The first wave of the bee venom ignites his lower lip. He feels the body of the honeybee with his finger and flicks it away. It falls to the grass, shudders, then begins crawling in a wide oval. Ben extracts the stinger and looks at the tiny amber barb on his fingertip. His lip feels like it’s touching a hot coal.
Ben isn’t worried. This has happened before. His lip will puff, stretching that quilt of dry skin until it splits even more. Some of the wrinkles fanning out from the corner of his mouth will vanish for a few hours. But his heart beat will hold steady and the membranes layering his throat won’t clench together like a frightened sea anemone, closing his airway tight.

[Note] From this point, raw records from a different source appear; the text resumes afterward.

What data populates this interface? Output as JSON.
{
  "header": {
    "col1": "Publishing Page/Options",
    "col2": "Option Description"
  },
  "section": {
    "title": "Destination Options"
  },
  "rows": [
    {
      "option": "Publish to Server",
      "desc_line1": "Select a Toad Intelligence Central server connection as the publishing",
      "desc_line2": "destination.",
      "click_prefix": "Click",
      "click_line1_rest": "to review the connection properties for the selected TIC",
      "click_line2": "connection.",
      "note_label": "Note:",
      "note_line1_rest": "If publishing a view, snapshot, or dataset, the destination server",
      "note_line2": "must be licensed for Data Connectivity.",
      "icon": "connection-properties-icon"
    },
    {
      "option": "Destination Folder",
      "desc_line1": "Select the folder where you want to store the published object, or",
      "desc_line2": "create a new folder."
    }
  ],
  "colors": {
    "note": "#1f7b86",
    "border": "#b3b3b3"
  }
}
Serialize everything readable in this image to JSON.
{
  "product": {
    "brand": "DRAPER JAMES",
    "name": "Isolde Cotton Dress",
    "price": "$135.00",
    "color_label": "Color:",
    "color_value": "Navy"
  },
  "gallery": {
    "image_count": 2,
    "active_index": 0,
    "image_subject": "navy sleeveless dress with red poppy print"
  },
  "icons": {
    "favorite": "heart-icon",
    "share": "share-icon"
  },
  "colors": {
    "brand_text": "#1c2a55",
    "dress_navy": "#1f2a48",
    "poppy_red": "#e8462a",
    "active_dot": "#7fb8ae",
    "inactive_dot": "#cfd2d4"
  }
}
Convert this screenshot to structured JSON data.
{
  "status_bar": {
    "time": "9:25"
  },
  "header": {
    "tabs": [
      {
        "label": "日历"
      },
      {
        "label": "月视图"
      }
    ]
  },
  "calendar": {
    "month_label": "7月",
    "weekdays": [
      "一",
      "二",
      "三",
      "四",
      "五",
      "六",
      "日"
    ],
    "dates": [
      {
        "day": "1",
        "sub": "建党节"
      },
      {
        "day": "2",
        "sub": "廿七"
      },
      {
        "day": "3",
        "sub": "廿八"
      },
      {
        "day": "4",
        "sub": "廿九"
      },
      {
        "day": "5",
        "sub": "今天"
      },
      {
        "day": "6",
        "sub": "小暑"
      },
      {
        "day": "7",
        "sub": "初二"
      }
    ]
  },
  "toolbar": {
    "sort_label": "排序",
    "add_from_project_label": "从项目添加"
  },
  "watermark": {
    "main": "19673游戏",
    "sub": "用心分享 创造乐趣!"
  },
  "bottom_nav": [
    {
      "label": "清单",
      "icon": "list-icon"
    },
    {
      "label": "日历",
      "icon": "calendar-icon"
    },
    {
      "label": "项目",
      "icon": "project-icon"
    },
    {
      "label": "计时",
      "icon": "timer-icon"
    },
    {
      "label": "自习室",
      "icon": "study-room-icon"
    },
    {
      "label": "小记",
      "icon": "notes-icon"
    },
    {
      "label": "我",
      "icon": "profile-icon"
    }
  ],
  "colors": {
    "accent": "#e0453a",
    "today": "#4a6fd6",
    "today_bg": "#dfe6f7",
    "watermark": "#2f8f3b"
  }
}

He walks into his house and finds the meat tenderizer. Rubs it over wound. As he’s examining the numb lump in the mirror, he finds he’s been holding the flower this whole time. He walks to the den and sits down at his desk. He folds the flower into an envelope, then writes a letter in longhand to his daughter, who lives across the country in Atlanta. He says nothing about the sting.
Ross McMeekin’s writing has appeared recently or is forthcoming in Storyglossia, The Rumpus, Connotation Press, and Necessary Fiction. He is the assistant fiction editor at Hunger Mountain and has an MFA from Vermont College of Fine Arts. He lives in Seattle and blogs at www.rossmcmeekin.com.